As the summer winds down, it’s high time for a road trip. After all, even Porky LeSwine can’t eat North Carolina barbecue at every meal. Sometimes he needs to eat barbecue from other states (and refer to himself in the third person). So strap on your computer’s seat belt and come along for a ride to the Mississippi Delta, where tamales are king.
I recently visited family in Illinois, and while there my father-in-law took me on a short trip to Mississippi (thanks Bill!). How long did it take us to travel from Illinois to Mississippi? Just a few minutes, since we took a shortcut by stopping at Willie’s Homemade Tamales and Smokehouse in Sparland, Illinois.
Willie, who told me he moved to Illinois from Greenville, Mississippi 33 years ago, has been making his own tamales for years. He started out selling them from a pushcart near the Caterpillar plant in Peoria, Illinois. About five years ago he took a leap of faith and converted an old gas station into a restaurant in nearby Sparland. He now sells various kinds of barbecue (ribs, sausage, pulled pork, pork chops and more) alongside his trademark tamales.
But what do tamales have to do with Mississippi? Everything, as I learned from Willie, who explained that people have been making tamales in Mississippi Delta towns for decades. And if you don’t believe Willie or me, maybe you’ll believe the good folks of the Southern Foodways Alliance (SFA) , who have documented the history of this humble and delicious cuisine with the Mississippi Delta Hot Tamale Trail. According to the Tamale Trail article written by SFA oral historian Amy Evans Streeter, this Mississippi Delta tradition dates back to at least the early 20th century.

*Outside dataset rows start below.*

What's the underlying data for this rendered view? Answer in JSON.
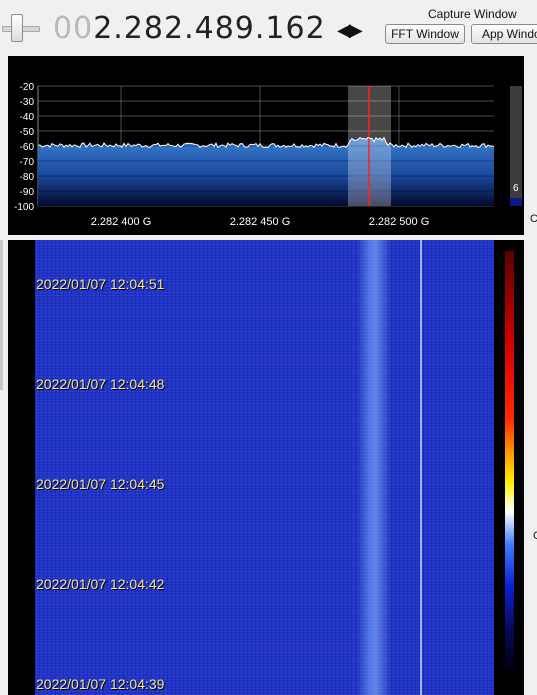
{
  "header": {
    "frequency_lead": "00",
    "frequency_main": "2.282.489.162",
    "tuning_arrows": "◀▶",
    "capture_label": "Capture Window",
    "fft_window_button": "FFT Window",
    "app_window_button": "App Windo"
  },
  "spectrum": {
    "y_ticks": [
      "-20",
      "-30",
      "-40",
      "-50",
      "-60",
      "-70",
      "-80",
      "-90",
      "-100"
    ],
    "x_ticks": [
      "2.282 400 G",
      "2.282 450 G",
      "2.282 500 G"
    ],
    "signal_level": "6",
    "colors": {
      "fill_top": "#3a7fd0",
      "fill_bottom": "#040a30",
      "trace": "#ffffff",
      "marker": "#ff2020"
    }
  },
  "waterfall": {
    "timestamps": [
      "2022/01/07 12:04:51",
      "2022/01/07 12:04:48",
      "2022/01/07 12:04:45",
      "2022/01/07 12:04:42",
      "2022/01/07 12:04:39"
    ]
  },
  "edge": {
    "c1": "C",
    "c2": "C"
  }
}
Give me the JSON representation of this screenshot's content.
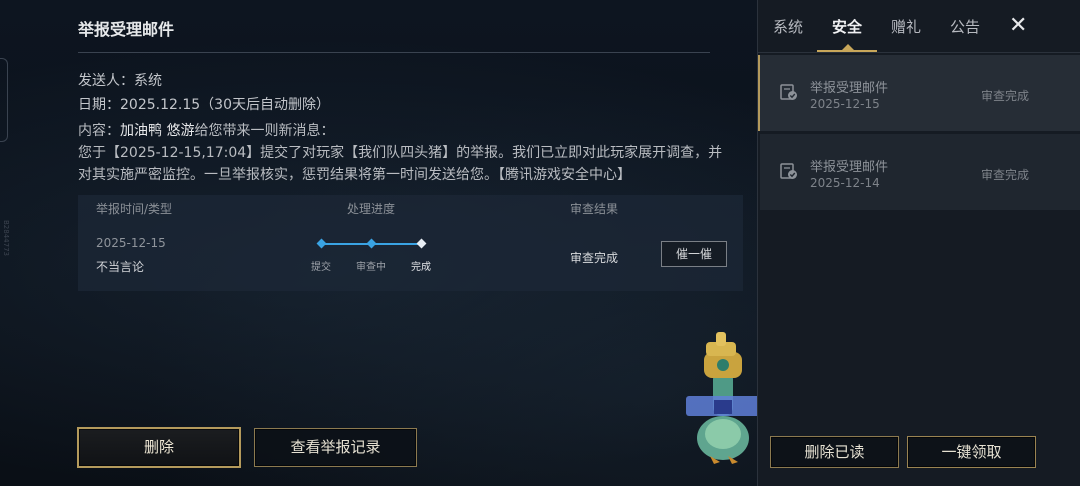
{
  "side_code": "B2844773",
  "mail": {
    "title": "举报受理邮件",
    "sender": "发送人：系统",
    "date": "日期：2025.12.15（30天后自动删除）",
    "content_prefix": "内容：",
    "content_user": "加油鸭 悠游",
    "content_rest": "给您带来一则新消息：",
    "content_body": "您于【2025-12-15,17:04】提交了对玩家【我们队四头猪】的举报。我们已立即对此玩家展开调查，并对其实施严密监控。一旦举报核实，惩罚结果将第一时间发送给您。【腾讯游戏安全中心】"
  },
  "table": {
    "headers": [
      "举报时间/类型",
      "处理进度",
      "审查结果"
    ],
    "row": {
      "date": "2025-12-15",
      "type": "不当言论",
      "steps": [
        "提交",
        "审查中",
        "完成"
      ],
      "result": "审查完成",
      "urge_label": "催一催"
    }
  },
  "buttons": {
    "delete": "删除",
    "view_records": "查看举报记录",
    "delete_read": "删除已读",
    "claim_all": "一键领取"
  },
  "tabs": [
    "系统",
    "安全",
    "赠礼",
    "公告"
  ],
  "active_tab": "安全",
  "mail_list": [
    {
      "title": "举报受理邮件",
      "date": "2025-12-15",
      "status": "审查完成"
    },
    {
      "title": "举报受理邮件",
      "date": "2025-12-14",
      "status": "审查完成"
    }
  ],
  "colors": {
    "accent_gold": "#b49a5c",
    "progress_blue": "#3aa3e3"
  }
}
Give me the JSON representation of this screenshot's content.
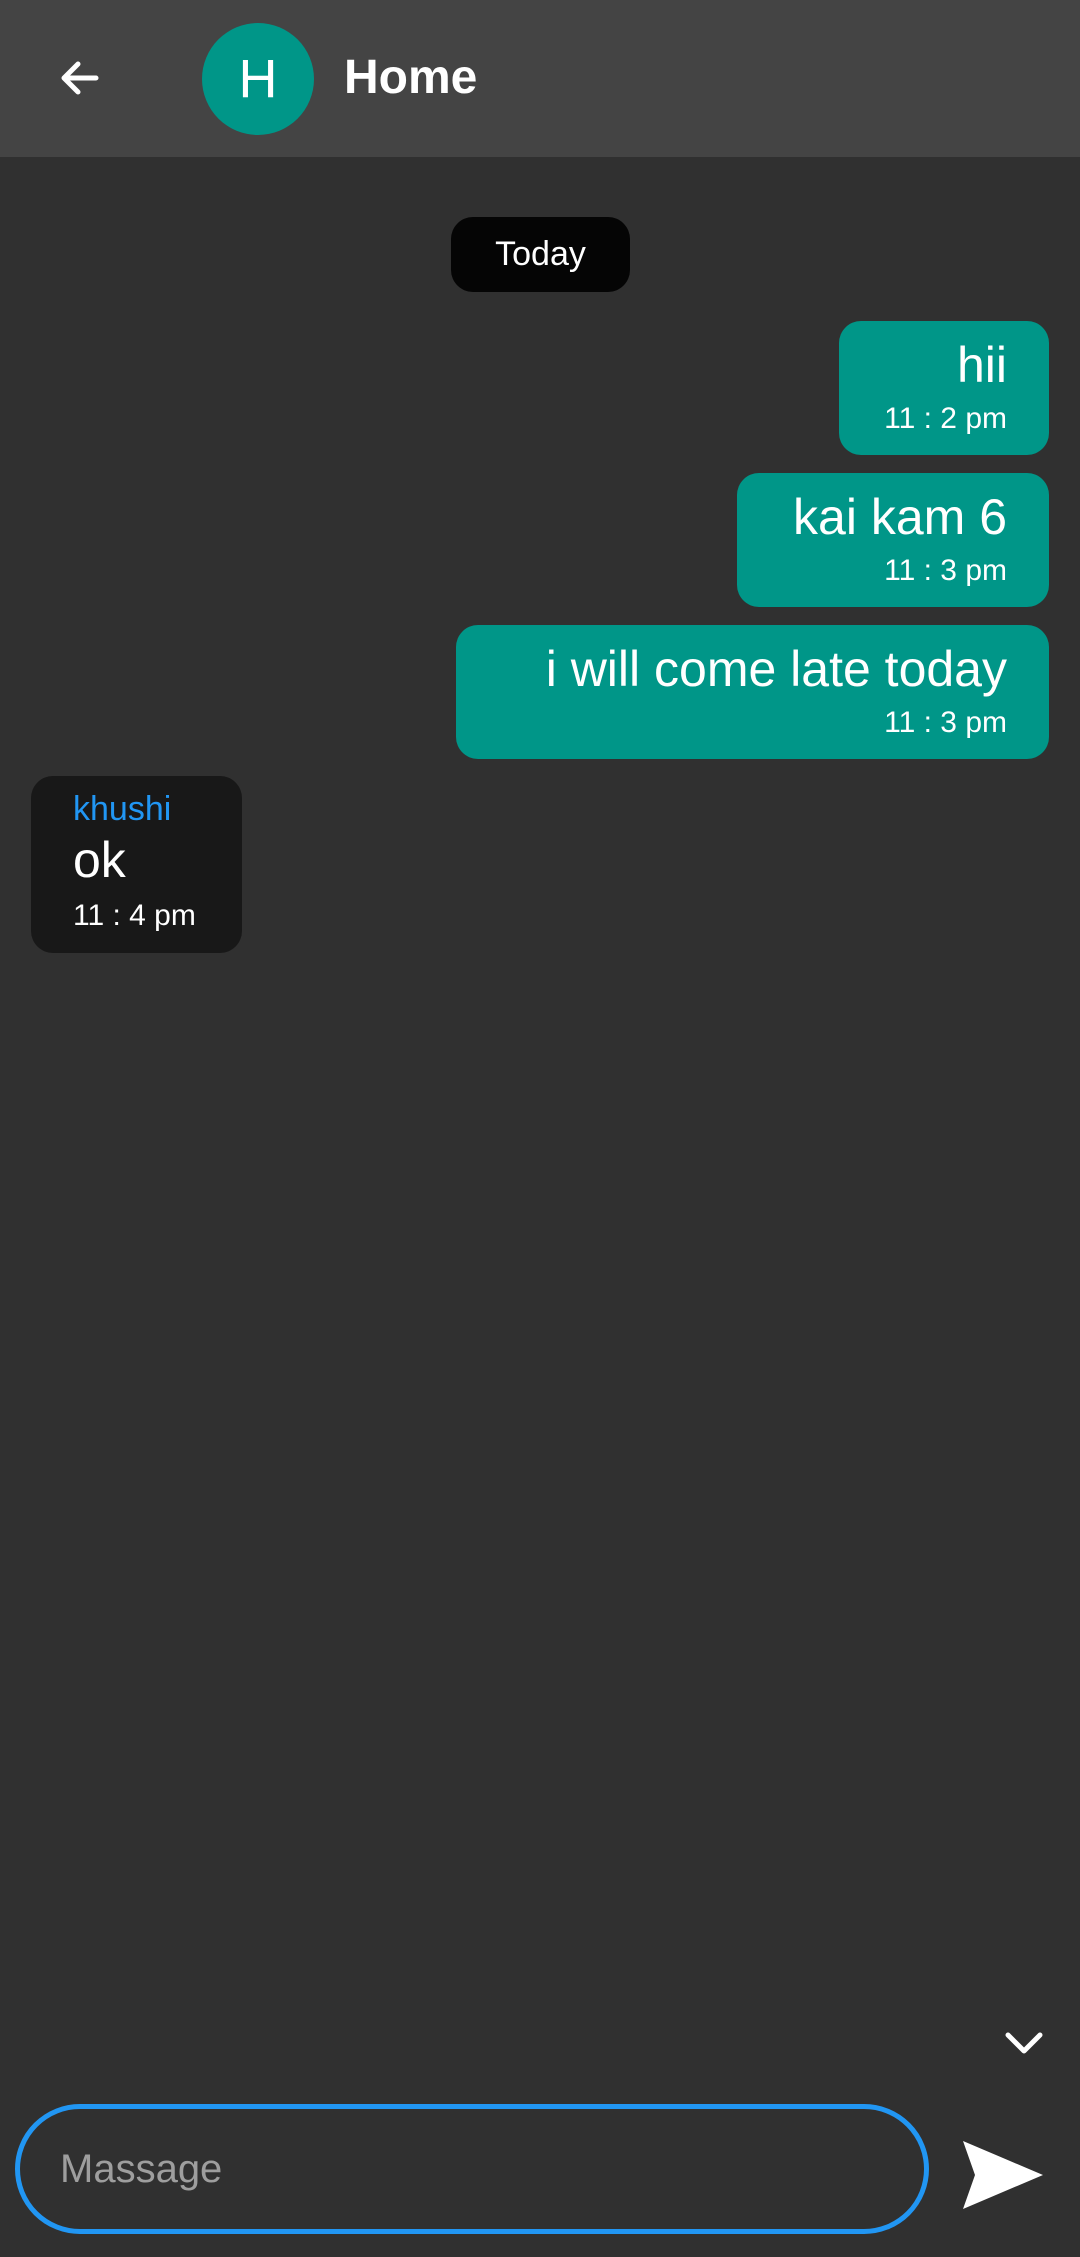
{
  "header": {
    "title": "Home",
    "avatar_letter": "H",
    "avatar_color": "#009688",
    "back_icon": "arrow-left-icon"
  },
  "date_separator": "Today",
  "messages": [
    {
      "direction": "outgoing",
      "text": "hii",
      "time": "11 : 2 pm"
    },
    {
      "direction": "outgoing",
      "text": "kai kam 6",
      "time": "11 : 3 pm"
    },
    {
      "direction": "outgoing",
      "text": "i will come late today",
      "time": "11 : 3 pm"
    },
    {
      "direction": "incoming",
      "sender": "khushi",
      "text": "ok",
      "time": "11 : 4 pm"
    }
  ],
  "composer": {
    "placeholder": "Massage",
    "value": "",
    "send_icon": "send-icon",
    "scroll_icon": "chevron-down-icon"
  },
  "colors": {
    "background": "#303030",
    "appbar": "#444444",
    "outgoing_bubble": "#009688",
    "incoming_bubble": "#181818",
    "accent": "#2196f3"
  }
}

Streeter describes the not-so-certain history of the Delta tamale as follows: “Many hypothesize that tamales made their way to the Mississippi Delta in the early twentieth century when migrant laborers were brought in from Mexico to work the cotton harvest. The African Americans who shared the fields easily recognized the basic tamale ingredients: corn meal and pork. Others maintain that the Delta’s history with tamales goes back to the U.S.-Mexican War one hundred years earlier, when U.S. soldiers from Mississippi traveled to Mexico and brought tamale recipes home with them. Others argue that tamales have simply always been in the Delta. The Mississippian culture of mound-building Native Americans in the area reaches back thousands of years, with an agriculture based in maize. Tamales have been a portable food of war parties and field workers for millennia.” Fascinating stuff, but all the explanations beg the question of why the tamale is so entrenched in Mississippi as opposed to other nearby states with similar histories and demographics.

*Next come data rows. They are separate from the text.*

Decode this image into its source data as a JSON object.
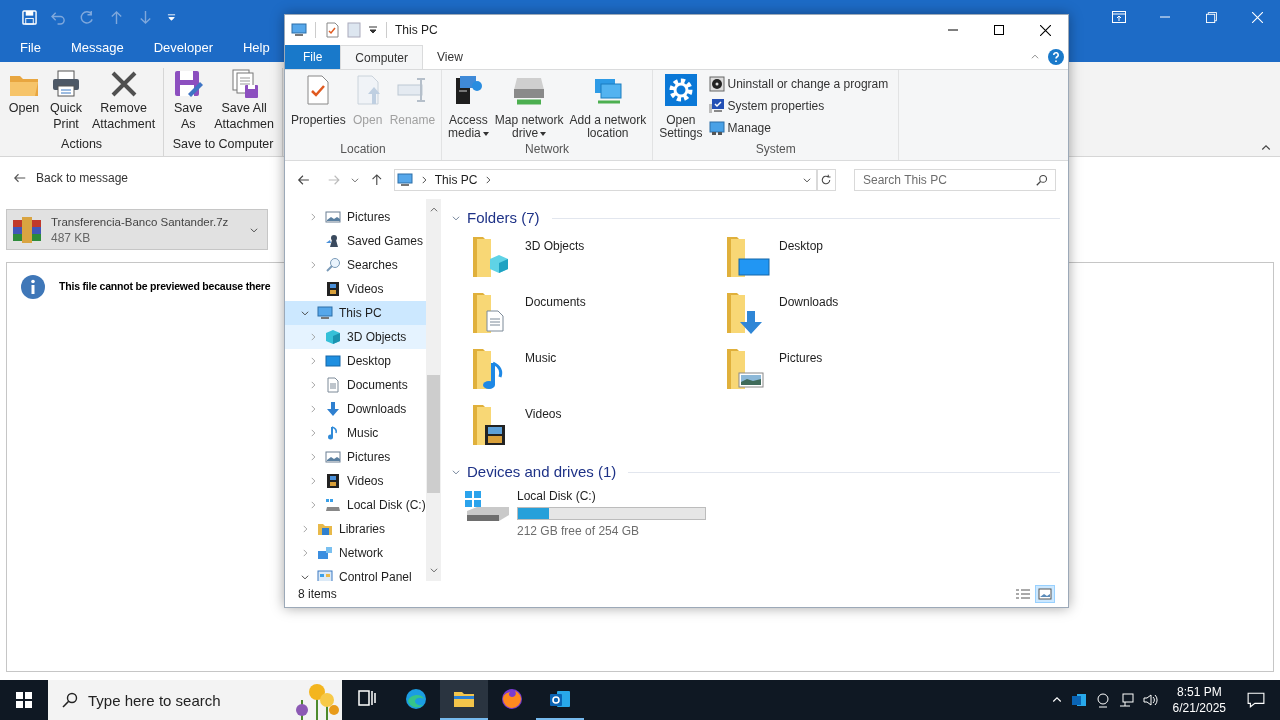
{
  "outlook": {
    "menu_tabs": [
      {
        "label": "File"
      },
      {
        "label": "Message"
      },
      {
        "label": "Developer"
      },
      {
        "label": "Help"
      }
    ],
    "ribbon_groups": [
      {
        "label": "Actions",
        "buttons": [
          {
            "kind": "open",
            "lines": [
              "Open"
            ]
          },
          {
            "kind": "print",
            "lines": [
              "Quick",
              "Print"
            ]
          },
          {
            "kind": "remove",
            "lines": [
              "Remove",
              "Attachment"
            ]
          }
        ]
      },
      {
        "label": "Save to Computer",
        "buttons": [
          {
            "kind": "saveas",
            "lines": [
              "Save",
              "As"
            ]
          },
          {
            "kind": "saveall",
            "lines": [
              "Save All",
              "Attachmen"
            ]
          }
        ]
      }
    ],
    "back_link": "Back to message",
    "attachment": {
      "name": "Transferencia-Banco Santander.7z",
      "size": "487 KB"
    },
    "preview_notice": "This file cannot be previewed because there"
  },
  "explorer": {
    "title": "This PC",
    "tabs": [
      {
        "label": "File",
        "kind": "file",
        "selected": false
      },
      {
        "label": "Computer",
        "kind": "tab",
        "selected": true
      },
      {
        "label": "View",
        "kind": "tab",
        "selected": false
      }
    ],
    "ribbon": [
      {
        "label": "Location",
        "buttons": [
          {
            "kind": "properties",
            "lines": [
              "Properties"
            ],
            "disabled": false,
            "dropdown": false
          },
          {
            "kind": "open",
            "lines": [
              "Open"
            ],
            "disabled": true,
            "dropdown": false
          },
          {
            "kind": "rename",
            "lines": [
              "Rename"
            ],
            "disabled": true,
            "dropdown": false
          }
        ]
      },
      {
        "label": "Network",
        "buttons": [
          {
            "kind": "media",
            "lines": [
              "Access",
              "media"
            ],
            "disabled": false,
            "dropdown": true
          },
          {
            "kind": "mapdrive",
            "lines": [
              "Map network",
              "drive"
            ],
            "disabled": false,
            "dropdown": true
          },
          {
            "kind": "addlocation",
            "lines": [
              "Add a network",
              "location"
            ],
            "disabled": false,
            "dropdown": false
          }
        ]
      },
      {
        "label": "System",
        "buttons": [
          {
            "kind": "settings",
            "lines": [
              "Open",
              "Settings"
            ],
            "disabled": false,
            "dropdown": false
          }
        ],
        "small_buttons": [
          {
            "kind": "uninstall",
            "label": "Uninstall or change a program"
          },
          {
            "kind": "sysprops",
            "label": "System properties"
          },
          {
            "kind": "manage",
            "label": "Manage"
          }
        ]
      }
    ],
    "address": "This PC",
    "search_placeholder": "Search This PC",
    "nav_tree": {
      "scrolled_group": [
        {
          "label": "Pictures",
          "kind": "pictures",
          "expandable": true,
          "expanded": false,
          "selected": false,
          "hovered": false
        },
        {
          "label": "Saved Games",
          "kind": "games",
          "expandable": false,
          "selected": false,
          "hovered": false
        },
        {
          "label": "Searches",
          "kind": "searches",
          "expandable": true,
          "expanded": false,
          "selected": false,
          "hovered": false
        },
        {
          "label": "Videos",
          "kind": "videos",
          "expandable": false,
          "selected": false,
          "hovered": false
        }
      ],
      "items": [
        {
          "label": "This PC",
          "kind": "pc",
          "expandable": true,
          "expanded": true,
          "selected": true,
          "hovered": false,
          "children": [
            {
              "label": "3D Objects",
              "kind": "objects",
              "expandable": true,
              "expanded": false,
              "selected": false,
              "hovered": true
            },
            {
              "label": "Desktop",
              "kind": "desktop",
              "expandable": true,
              "expanded": false,
              "selected": false,
              "hovered": false
            },
            {
              "label": "Documents",
              "kind": "documents",
              "expandable": true,
              "expanded": false,
              "selected": false,
              "hovered": false
            },
            {
              "label": "Downloads",
              "kind": "downloads",
              "expandable": true,
              "expanded": false,
              "selected": false,
              "hovered": false
            },
            {
              "label": "Music",
              "kind": "music",
              "expandable": true,
              "expanded": false,
              "selected": false,
              "hovered": false
            },
            {
              "label": "Pictures",
              "kind": "pictures",
              "expandable": true,
              "expanded": false,
              "selected": false,
              "hovered": false
            },
            {
              "label": "Videos",
              "kind": "videos",
              "expandable": true,
              "expanded": false,
              "selected": false,
              "hovered": false
            },
            {
              "label": "Local Disk (C:)",
              "kind": "disk",
              "expandable": true,
              "expanded": false,
              "selected": false,
              "hovered": false
            }
          ]
        },
        {
          "label": "Libraries",
          "kind": "libraries",
          "expandable": true,
          "expanded": false,
          "selected": false,
          "hovered": false
        },
        {
          "label": "Network",
          "kind": "network",
          "expandable": true,
          "expanded": false,
          "selected": false,
          "hovered": false
        },
        {
          "label": "Control Panel",
          "kind": "controlpanel",
          "expandable": true,
          "expanded": true,
          "selected": false,
          "hovered": false
        }
      ]
    },
    "sections": [
      {
        "title": "Folders (7)",
        "expanded": true,
        "kind": "folders",
        "items": [
          {
            "label": "3D Objects",
            "kind": "objects"
          },
          {
            "label": "Desktop",
            "kind": "desktop"
          },
          {
            "label": "Documents",
            "kind": "documents"
          },
          {
            "label": "Downloads",
            "kind": "downloads"
          },
          {
            "label": "Music",
            "kind": "music"
          },
          {
            "label": "Pictures",
            "kind": "pictures"
          },
          {
            "label": "Videos",
            "kind": "videos"
          }
        ]
      },
      {
        "title": "Devices and drives (1)",
        "expanded": true,
        "kind": "drives",
        "items": [
          {
            "label": "Local Disk (C:)",
            "level": 0.165,
            "free": "212 GB free of 254 GB"
          }
        ]
      }
    ],
    "status": "8 items",
    "views": [
      {
        "kind": "details",
        "selected": false
      },
      {
        "kind": "largeicons",
        "selected": true
      }
    ]
  },
  "taskbar": {
    "search_placeholder": "Type here to search",
    "apps": [
      {
        "kind": "taskview",
        "active": false,
        "running": false
      },
      {
        "kind": "edge",
        "active": false,
        "running": false
      },
      {
        "kind": "explorer",
        "active": true,
        "running": true
      },
      {
        "kind": "firefox",
        "active": false,
        "running": false
      },
      {
        "kind": "outlook",
        "active": false,
        "running": true
      }
    ],
    "time": "8:51 PM",
    "date": "6/21/2025"
  }
}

What exactly is a Mississippi Delta tamale? Streeter writes, “Connoisseurs know that a tamale from the Mississippi Delta is smaller than Latin-style tamales, is simmered instead of steamed, has a gritty texture from the use of corn meal instead of masa or corn flour, has considerably more spice, and is usually served with juice that is the byproduct of simmering. Today, some even fry their hot tamales.” Pork is the most traditional filling but beef and even turkey have their followers.
To learn more about Delta tamales–and there is lots of fascinating stuff to learn–check out the Tamale Trail website to view a five minute documentary video on a Greenville tamale maker, listen to oral histories, learn about tamales and music, and more. But first, back to Willie’s.
Willie sells his tamales by the “bundle”, a neatly tied together pack of six deliciously greasy corn-husk wrapped
tamales. One bundle would make a nice meal by itself, or you can share them among some friends as a side to ribs or other barbecue. In this supporting role, the tamale serves as a decadent alternative to the hush puppy for those of us used to cornmeal with our ‘cue. (In fact, even in this supporting role it pretty well steals the show from the BBQ.) At Willie’s you order at the counter and can either carryout or eat in the casual dining room, where tables are scattered around the old garage, with the now-covered grease pit is still visible to well-trained eyes. In keeping with the Delta tradition, Willie’s tamales are skinny compared to their bulkier Mexican cousins that many of us know. But they are hearty fare despire their slim physique. Willie’s shredded beef filling is richly spiced but not especially hot to my taste buds, which I would speculate might be a concession to the heat-sensitive midwestern palate.
Based on my conversation with him, Willie is justly proud of the quality of his tamales and the work he’s put into
becoming a self-made tamale baron. He also takes pride in his barbecue, which he pit cooks over hickory and cherry wood. As with many barbecue men, Willie was not shy about boasting that his ribs and other ‘cue compare favorably to the ‘cue sold in Memphis and other rib meccas. But it’s clearly Willie’s Tamales that set him apart and make his restaurant well worth visiting next time you are on the road in Illinois and crave a taste of Mississippi.